**Problem:** The entries below should be given again exactly, minus their pictures.

-.-.-

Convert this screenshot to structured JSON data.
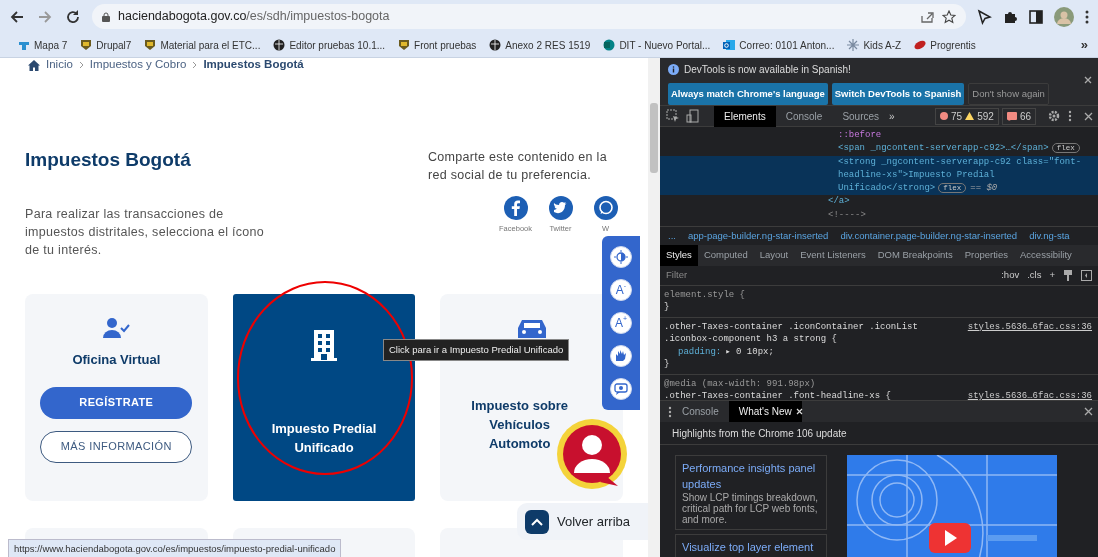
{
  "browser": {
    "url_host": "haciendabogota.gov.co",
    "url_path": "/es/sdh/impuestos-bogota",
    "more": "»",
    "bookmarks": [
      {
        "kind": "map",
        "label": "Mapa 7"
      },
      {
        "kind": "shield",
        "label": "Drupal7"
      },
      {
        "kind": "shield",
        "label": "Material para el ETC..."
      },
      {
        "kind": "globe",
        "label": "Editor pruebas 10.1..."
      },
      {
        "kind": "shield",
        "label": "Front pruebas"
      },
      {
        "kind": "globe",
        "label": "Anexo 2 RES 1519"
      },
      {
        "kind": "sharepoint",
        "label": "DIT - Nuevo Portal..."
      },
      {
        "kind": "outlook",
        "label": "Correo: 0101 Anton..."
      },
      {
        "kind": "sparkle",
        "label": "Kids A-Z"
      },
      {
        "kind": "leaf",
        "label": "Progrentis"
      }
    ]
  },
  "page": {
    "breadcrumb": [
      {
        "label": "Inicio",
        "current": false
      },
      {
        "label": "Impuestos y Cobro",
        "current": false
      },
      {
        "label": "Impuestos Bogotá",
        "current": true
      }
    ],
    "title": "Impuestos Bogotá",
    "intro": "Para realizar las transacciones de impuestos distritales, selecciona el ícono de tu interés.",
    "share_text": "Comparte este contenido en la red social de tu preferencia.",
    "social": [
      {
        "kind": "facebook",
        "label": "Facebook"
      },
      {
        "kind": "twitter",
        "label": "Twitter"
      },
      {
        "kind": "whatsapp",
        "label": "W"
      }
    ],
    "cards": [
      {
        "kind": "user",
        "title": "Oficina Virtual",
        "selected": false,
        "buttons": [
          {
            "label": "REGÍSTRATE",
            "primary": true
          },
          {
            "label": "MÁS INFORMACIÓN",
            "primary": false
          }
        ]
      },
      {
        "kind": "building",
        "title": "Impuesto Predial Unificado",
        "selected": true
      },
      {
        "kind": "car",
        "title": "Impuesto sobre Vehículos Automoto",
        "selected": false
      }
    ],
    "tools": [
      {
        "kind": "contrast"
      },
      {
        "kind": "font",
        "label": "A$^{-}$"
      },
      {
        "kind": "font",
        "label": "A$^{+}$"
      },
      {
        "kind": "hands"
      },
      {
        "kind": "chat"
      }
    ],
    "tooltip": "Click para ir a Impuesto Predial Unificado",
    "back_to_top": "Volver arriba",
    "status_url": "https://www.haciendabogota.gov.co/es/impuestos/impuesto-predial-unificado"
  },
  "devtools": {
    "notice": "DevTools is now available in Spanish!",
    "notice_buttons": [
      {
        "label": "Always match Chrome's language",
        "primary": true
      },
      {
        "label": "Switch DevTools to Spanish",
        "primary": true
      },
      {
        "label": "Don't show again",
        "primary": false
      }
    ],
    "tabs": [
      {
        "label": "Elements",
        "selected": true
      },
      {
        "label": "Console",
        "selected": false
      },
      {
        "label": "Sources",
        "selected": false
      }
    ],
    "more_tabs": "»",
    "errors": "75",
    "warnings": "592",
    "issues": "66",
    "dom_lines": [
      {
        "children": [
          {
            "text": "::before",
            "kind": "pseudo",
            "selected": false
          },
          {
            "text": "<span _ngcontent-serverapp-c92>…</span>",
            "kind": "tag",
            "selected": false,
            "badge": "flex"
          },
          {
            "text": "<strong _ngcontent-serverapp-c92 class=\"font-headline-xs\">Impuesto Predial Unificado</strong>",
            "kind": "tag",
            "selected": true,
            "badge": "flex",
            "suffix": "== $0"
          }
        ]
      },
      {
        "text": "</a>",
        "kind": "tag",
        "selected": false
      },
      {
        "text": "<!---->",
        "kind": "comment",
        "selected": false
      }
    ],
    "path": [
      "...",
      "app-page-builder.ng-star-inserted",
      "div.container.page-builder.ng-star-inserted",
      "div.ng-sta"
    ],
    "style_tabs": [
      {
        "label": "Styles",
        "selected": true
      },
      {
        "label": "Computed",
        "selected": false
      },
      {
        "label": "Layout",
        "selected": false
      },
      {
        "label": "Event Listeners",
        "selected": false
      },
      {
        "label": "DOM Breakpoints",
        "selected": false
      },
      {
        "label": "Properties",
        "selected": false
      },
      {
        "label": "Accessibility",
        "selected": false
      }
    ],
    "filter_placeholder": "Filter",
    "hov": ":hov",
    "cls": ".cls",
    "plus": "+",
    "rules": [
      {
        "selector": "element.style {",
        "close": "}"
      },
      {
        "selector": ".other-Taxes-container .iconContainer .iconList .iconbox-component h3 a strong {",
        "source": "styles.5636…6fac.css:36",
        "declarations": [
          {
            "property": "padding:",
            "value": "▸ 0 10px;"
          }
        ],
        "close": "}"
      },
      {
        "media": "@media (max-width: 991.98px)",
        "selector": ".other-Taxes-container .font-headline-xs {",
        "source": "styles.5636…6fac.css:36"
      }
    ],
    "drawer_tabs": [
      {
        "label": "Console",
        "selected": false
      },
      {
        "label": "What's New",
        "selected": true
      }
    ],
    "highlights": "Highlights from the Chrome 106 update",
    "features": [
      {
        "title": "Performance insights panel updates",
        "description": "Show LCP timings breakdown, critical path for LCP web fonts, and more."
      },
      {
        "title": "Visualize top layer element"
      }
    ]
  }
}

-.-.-

**Exercise solution:**
Convert this screenshot to structured JSON data.
{
  "browser": {
    "url_host": "haciendabogota.gov.co",
    "url_path": "/es/sdh/impuestos-bogota",
    "more": "»",
    "bookmarks": [
      {
        "kind": "map",
        "label": "Mapa 7"
      },
      {
        "kind": "shield",
        "label": "Drupal7"
      },
      {
        "kind": "shield",
        "label": "Material para el ETC..."
      },
      {
        "kind": "globe",
        "label": "Editor pruebas 10.1..."
      },
      {
        "kind": "shield",
        "label": "Front pruebas"
      },
      {
        "kind": "globe",
        "label": "Anexo 2 RES 1519"
      },
      {
        "kind": "sharepoint",
        "label": "DIT - Nuevo Portal..."
      },
      {
        "kind": "outlook",
        "label": "Correo: 0101 Anton..."
      },
      {
        "kind": "sparkle",
        "label": "Kids A-Z"
      },
      {
        "kind": "leaf",
        "label": "Progrentis"
      }
    ]
  },
  "page": {
    "breadcrumb": [
      {
        "label": "Inicio",
        "current": false
      },
      {
        "label": "Impuestos y Cobro",
        "current": false
      },
      {
        "label": "Impuestos Bogotá",
        "current": true
      }
    ],
    "title": "Impuestos Bogotá",
    "intro": "Para realizar las transacciones de impuestos distritales, selecciona el ícono de tu interés.",
    "share_text": "Comparte este contenido en la red social de tu preferencia.",
    "social": [
      {
        "kind": "facebook",
        "label": "Facebook"
      },
      {
        "kind": "twitter",
        "label": "Twitter"
      },
      {
        "kind": "whatsapp",
        "label": "W"
      }
    ],
    "cards": [
      {
        "kind": "user",
        "title": "Oficina Virtual",
        "selected": false,
        "buttons": [
          {
            "label": "REGÍSTRATE",
            "primary": true
          },
          {
            "label": "MÁS INFORMACIÓN",
            "primary": false
          }
        ]
      },
      {
        "kind": "building",
        "title": "Impuesto Predial Unificado",
        "selected": true
      },
      {
        "kind": "car",
        "title": "Impuesto sobre Vehículos Automoto",
        "selected": false
      }
    ],
    "tools": [
      {
        "kind": "contrast"
      },
      {
        "kind": "font",
        "label": "A$^{-}$"
      },
      {
        "kind": "font",
        "label": "A$^{+}$"
      },
      {
        "kind": "hands"
      },
      {
        "kind": "chat"
      }
    ],
    "tooltip": "Click para ir a Impuesto Predial Unificado",
    "back_to_top": "Volver arriba",
    "status_url": "https://www.haciendabogota.gov.co/es/impuestos/impuesto-predial-unificado"
  },
  "devtools": {
    "notice": "DevTools is now available in Spanish!",
    "notice_buttons": [
      {
        "label": "Always match Chrome's language",
        "primary": true
      },
      {
        "label": "Switch DevTools to Spanish",
        "primary": true
      },
      {
        "label": "Don't show again",
        "primary": false
      }
    ],
    "tabs": [
      {
        "label": "Elements",
        "selected": true
      },
      {
        "label": "Console",
        "selected": false
      },
      {
        "label": "Sources",
        "selected": false
      }
    ],
    "more_tabs": "»",
    "errors": "75",
    "warnings": "592",
    "issues": "66",
    "dom_lines": [
      {
        "children": [
          {
            "text": "::before",
            "kind": "pseudo",
            "selected": false
          },
          {
            "text": "<span _ngcontent-serverapp-c92>…</span>",
            "kind": "tag",
            "selected": false,
            "badge": "flex"
          },
          {
            "text": "<strong _ngcontent-serverapp-c92 class=\"font-headline-xs\">Impuesto Predial Unificado</strong>",
            "kind": "tag",
            "selected": true,
            "badge": "flex",
            "suffix": "== $0"
          }
        ]
      },
      {
        "text": "</a>",
        "kind": "tag",
        "selected": false
      },
      {
        "text": "<!---->",
        "kind": "comment",
        "selected": false
      }
    ],
    "path": [
      "...",
      "app-page-builder.ng-star-inserted",
      "div.container.page-builder.ng-star-inserted",
      "div.ng-sta"
    ],
    "style_tabs": [
      {
        "label": "Styles",
        "selected": true
      },
      {
        "label": "Computed",
        "selected": false
      },
      {
        "label": "Layout",
        "selected": false
      },
      {
        "label": "Event Listeners",
        "selected": false
      },
      {
        "label": "DOM Breakpoints",
        "selected": false
      },
      {
        "label": "Properties",
        "selected": false
      },
      {
        "label": "Accessibility",
        "selected": false
      }
    ],
    "filter_placeholder": "Filter",
    "hov": ":hov",
    "cls": ".cls",
    "plus": "+",
    "rules": [
      {
        "selector": "element.style {",
        "close": "}"
      },
      {
        "selector": ".other-Taxes-container .iconContainer .iconList .iconbox-component h3 a strong {",
        "source": "styles.5636…6fac.css:36",
        "declarations": [
          {
            "property": "padding:",
            "value": "▸ 0 10px;"
          }
        ],
        "close": "}"
      },
      {
        "media": "@media (max-width: 991.98px)",
        "selector": ".other-Taxes-container .font-headline-xs {",
        "source": "styles.5636…6fac.css:36"
      }
    ],
    "drawer_tabs": [
      {
        "label": "Console",
        "selected": false
      },
      {
        "label": "What's New",
        "selected": true
      }
    ],
    "highlights": "Highlights from the Chrome 106 update",
    "features": [
      {
        "title": "Performance insights panel updates",
        "description": "Show LCP timings breakdown, critical path for LCP web fonts, and more."
      },
      {
        "title": "Visualize top layer element"
      }
    ]
  }
}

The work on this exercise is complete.